says. "I was moved to tears almost the entire day [by] the newness,
the excitement" of the moment reflected in the children's faces.
popularity of short-term service trips in the summer is rising,
but some trip leaders have hesitated to extend them into the
winter holidays. Gale Hull of Ipswich, Mass., for instance,
leads relief trips by Partners In Development to Haiti and Guatemala
throughout the year. But she says the group has yet to offer
an opportunity during Christmas week.
didn't think people would go," Ms. Hull says.
those who have gone at Christmas say the benefits of service
travel are magnified when volunteers and local residents take
time together for worship, feasting, and gifts.
year, Joy Campbell of Lansing, Mich., and her husband, Kyle
Enger, spent Christmas in a rural Tanzanian village. The only
electricity came from generators and the running water was sporadic.
They traveled in mid-December for pragmatic reasons, since it
was the only time when both could get four consecutive weeks
off from work.
as soon as they arrived, Ms. Campbell appreciated the timing:
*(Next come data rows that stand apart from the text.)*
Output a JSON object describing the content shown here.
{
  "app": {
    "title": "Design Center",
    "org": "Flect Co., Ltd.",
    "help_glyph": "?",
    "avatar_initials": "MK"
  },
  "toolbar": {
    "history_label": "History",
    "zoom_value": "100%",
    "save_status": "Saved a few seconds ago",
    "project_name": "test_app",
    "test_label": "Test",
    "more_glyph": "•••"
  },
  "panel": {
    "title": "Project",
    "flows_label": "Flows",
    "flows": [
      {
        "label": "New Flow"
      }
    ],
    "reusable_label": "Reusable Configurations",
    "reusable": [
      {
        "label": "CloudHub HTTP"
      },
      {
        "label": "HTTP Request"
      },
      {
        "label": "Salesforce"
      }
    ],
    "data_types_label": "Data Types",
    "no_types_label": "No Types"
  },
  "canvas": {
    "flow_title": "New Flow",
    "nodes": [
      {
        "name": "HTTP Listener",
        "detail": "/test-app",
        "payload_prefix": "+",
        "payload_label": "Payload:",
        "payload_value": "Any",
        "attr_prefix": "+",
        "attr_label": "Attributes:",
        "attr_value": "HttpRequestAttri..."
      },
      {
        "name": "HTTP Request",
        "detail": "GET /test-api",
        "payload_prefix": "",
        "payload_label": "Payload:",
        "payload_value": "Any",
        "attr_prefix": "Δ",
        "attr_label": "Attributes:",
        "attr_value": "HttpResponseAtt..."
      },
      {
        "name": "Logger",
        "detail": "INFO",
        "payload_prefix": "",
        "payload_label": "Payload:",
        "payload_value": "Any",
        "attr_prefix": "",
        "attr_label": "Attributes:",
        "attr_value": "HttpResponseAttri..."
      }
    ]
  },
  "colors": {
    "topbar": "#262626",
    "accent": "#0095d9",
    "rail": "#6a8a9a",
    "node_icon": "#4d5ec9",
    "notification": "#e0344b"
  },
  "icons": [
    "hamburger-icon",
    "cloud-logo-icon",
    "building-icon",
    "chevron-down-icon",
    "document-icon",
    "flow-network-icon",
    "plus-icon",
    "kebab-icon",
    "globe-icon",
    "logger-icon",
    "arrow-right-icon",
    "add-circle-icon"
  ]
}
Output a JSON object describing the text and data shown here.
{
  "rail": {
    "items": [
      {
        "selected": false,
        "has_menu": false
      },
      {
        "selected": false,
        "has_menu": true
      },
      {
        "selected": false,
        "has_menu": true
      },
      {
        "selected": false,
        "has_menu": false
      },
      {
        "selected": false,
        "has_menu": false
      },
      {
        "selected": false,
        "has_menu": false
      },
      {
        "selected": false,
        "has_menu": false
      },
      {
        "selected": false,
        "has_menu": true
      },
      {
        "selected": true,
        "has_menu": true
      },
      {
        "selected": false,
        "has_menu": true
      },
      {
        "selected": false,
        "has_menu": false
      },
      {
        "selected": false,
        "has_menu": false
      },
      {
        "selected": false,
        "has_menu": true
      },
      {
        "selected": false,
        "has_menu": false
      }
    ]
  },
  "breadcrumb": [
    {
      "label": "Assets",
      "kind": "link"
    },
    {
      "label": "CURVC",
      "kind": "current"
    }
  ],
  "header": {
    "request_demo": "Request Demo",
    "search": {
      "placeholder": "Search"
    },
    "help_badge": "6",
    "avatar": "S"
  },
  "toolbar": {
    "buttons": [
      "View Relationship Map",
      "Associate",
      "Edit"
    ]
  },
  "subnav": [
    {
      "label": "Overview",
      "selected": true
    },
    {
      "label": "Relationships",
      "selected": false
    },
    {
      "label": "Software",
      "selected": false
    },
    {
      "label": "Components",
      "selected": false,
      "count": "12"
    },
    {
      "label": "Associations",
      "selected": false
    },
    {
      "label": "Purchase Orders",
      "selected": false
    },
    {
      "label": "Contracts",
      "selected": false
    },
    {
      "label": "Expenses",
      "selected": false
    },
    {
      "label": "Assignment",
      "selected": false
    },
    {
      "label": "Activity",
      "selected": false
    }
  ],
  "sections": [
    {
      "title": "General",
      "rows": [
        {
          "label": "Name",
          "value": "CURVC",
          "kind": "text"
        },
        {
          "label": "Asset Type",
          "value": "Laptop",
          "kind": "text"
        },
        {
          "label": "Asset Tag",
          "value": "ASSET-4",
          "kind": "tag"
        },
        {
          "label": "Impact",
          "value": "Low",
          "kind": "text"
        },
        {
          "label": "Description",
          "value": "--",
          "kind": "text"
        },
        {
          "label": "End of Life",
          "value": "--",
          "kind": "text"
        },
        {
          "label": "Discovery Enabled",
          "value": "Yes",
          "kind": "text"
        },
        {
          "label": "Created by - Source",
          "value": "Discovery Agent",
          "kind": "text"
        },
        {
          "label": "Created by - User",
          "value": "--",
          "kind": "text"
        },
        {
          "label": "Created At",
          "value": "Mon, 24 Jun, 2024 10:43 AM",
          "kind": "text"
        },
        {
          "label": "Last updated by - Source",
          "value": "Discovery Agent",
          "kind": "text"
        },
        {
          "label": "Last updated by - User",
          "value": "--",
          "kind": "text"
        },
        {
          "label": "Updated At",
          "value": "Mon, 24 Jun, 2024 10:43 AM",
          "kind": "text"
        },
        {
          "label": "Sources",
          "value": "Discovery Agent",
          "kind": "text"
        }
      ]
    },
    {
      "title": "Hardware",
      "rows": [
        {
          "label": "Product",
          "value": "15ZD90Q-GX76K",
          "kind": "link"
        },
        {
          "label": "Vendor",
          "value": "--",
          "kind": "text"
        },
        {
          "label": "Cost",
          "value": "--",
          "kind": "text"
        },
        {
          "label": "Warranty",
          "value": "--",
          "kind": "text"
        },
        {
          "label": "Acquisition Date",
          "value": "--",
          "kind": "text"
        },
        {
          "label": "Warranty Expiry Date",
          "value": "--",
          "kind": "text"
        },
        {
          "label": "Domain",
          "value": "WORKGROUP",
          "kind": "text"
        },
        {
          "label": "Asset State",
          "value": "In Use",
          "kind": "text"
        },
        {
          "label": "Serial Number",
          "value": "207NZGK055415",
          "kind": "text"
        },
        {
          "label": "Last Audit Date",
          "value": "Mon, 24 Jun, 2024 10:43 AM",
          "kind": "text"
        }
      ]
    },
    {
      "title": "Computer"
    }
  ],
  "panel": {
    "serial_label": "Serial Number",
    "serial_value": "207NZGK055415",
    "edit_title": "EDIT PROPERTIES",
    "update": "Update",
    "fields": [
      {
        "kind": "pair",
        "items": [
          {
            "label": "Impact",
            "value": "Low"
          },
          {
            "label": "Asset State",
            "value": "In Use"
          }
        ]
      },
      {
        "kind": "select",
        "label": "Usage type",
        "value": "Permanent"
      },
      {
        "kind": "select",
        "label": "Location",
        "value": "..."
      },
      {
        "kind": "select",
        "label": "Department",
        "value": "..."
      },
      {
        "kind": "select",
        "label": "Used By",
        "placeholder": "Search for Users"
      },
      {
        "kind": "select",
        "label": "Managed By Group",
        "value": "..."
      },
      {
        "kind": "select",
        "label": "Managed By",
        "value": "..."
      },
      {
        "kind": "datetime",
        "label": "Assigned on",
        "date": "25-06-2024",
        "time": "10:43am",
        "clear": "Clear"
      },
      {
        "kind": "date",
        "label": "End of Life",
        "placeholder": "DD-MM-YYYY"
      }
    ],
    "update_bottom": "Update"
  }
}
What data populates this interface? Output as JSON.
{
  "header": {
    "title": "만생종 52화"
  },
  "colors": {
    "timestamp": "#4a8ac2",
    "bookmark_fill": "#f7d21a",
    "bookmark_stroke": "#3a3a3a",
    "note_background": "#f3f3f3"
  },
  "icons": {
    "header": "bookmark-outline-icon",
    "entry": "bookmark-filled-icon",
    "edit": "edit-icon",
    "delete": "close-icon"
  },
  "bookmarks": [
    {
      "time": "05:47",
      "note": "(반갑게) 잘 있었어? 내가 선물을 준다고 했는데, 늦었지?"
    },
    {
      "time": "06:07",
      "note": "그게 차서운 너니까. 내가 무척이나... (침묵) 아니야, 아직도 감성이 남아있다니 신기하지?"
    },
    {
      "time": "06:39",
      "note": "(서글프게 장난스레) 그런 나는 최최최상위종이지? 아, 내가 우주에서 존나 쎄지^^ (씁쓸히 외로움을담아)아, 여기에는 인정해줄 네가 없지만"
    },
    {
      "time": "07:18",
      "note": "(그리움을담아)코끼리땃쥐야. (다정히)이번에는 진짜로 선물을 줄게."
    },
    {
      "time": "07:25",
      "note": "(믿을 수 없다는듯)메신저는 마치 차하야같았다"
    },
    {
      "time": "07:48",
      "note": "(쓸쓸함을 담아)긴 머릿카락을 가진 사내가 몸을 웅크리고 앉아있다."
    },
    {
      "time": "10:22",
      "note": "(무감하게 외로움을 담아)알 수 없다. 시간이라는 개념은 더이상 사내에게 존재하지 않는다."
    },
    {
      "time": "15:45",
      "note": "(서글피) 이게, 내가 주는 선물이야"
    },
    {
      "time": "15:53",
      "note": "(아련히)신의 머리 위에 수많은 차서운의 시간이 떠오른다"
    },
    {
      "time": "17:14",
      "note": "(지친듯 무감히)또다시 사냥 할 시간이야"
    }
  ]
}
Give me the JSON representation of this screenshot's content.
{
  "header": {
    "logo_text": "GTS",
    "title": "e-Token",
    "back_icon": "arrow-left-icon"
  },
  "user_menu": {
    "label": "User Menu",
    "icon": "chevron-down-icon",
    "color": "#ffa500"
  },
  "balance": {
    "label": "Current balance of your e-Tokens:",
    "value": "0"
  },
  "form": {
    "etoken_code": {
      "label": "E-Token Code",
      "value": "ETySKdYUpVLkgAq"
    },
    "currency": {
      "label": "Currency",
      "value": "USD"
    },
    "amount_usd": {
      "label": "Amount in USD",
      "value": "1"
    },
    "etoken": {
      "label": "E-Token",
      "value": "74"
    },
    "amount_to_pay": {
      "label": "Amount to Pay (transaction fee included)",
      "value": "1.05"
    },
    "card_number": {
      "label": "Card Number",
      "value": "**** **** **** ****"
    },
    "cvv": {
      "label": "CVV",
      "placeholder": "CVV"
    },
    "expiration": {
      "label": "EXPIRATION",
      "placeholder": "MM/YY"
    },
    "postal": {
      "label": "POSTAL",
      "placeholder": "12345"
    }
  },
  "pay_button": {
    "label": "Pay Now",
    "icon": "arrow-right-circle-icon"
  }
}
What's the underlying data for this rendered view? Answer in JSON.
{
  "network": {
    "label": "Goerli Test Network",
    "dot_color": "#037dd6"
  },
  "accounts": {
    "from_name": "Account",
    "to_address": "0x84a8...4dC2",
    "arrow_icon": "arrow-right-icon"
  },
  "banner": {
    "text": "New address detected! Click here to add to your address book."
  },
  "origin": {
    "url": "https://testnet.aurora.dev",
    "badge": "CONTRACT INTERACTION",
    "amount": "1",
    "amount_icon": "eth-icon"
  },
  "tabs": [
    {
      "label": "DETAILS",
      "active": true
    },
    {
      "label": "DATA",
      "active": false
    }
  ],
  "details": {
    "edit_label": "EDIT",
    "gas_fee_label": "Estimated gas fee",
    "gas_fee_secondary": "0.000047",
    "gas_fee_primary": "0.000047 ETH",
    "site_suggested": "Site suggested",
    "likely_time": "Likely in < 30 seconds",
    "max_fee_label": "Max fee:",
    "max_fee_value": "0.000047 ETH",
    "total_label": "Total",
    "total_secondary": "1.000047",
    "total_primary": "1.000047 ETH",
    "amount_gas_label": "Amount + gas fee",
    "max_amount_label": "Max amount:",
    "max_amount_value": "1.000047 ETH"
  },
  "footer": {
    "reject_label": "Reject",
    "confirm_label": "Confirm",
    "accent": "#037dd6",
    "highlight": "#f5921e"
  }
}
"It was liberating to be away from the rush and the ads and
the countdown to Christmas."
Christmas Eve, the couple worked daily on a mural and a library
construction project while local residents spent long days attending
to basic needs. On Christmas Day, however, everyone took a rare
break. As a special treat, two village brothers ate rice and
shared a Coca-Cola.
donned their cleanest clothes and attended three worship services.
There they performed traditional Lutheran liturgies in Swahili,
with the complement of drums. At the offering, the poorest residents
dropped bananas and coffee beans into the collection plate.
After the benediction, a church leader auctioned off the foodstuffs
in the courtyard to the highest bidders.
Campbell, Christmas among the Tanzanians left her feeling grateful
there get by with so little," she says. "They're content to
play with sticks and sit in dirt and watch a bug.... It confirmed
for me that we're on the right track" in terms of choosing to
live simply, with no TV and just one car, back in the United
some cases, mission trips at the holidays seem to spawn new
traditions. For students and faculty at St. Joseph's College
of Maine, the New Year almost always begins with a service trip.
The settings aren't always pretty. Three years ago, 10 volunteers
built concrete homes in the poorest slum on earth in Port-au-prince,
Haiti. Last year, another 20 provided dental care to Mayan villagers
in a remote mountain enclave in Guatemala.
aside, Associate Professor of Theology Steven Bridge has come
to regard the annual trip as "a refresher course in how to live
a richer life."
have these rich social networks [in Guatemala], where all the
adults watch all the kids, so 20 or 30 kids are playing together
at any given time," Mr. Bridge says. "All the men go to work
in the same cane field, and they come back together. [In Maine],
we rarely see the neighbors....
good to see differences, see alternative ways of doing things,"
he says, "rather than just think, 'This is our culture. This
is the way we do it, so that's the only way there is.' "
Copyright © 2006 The Christian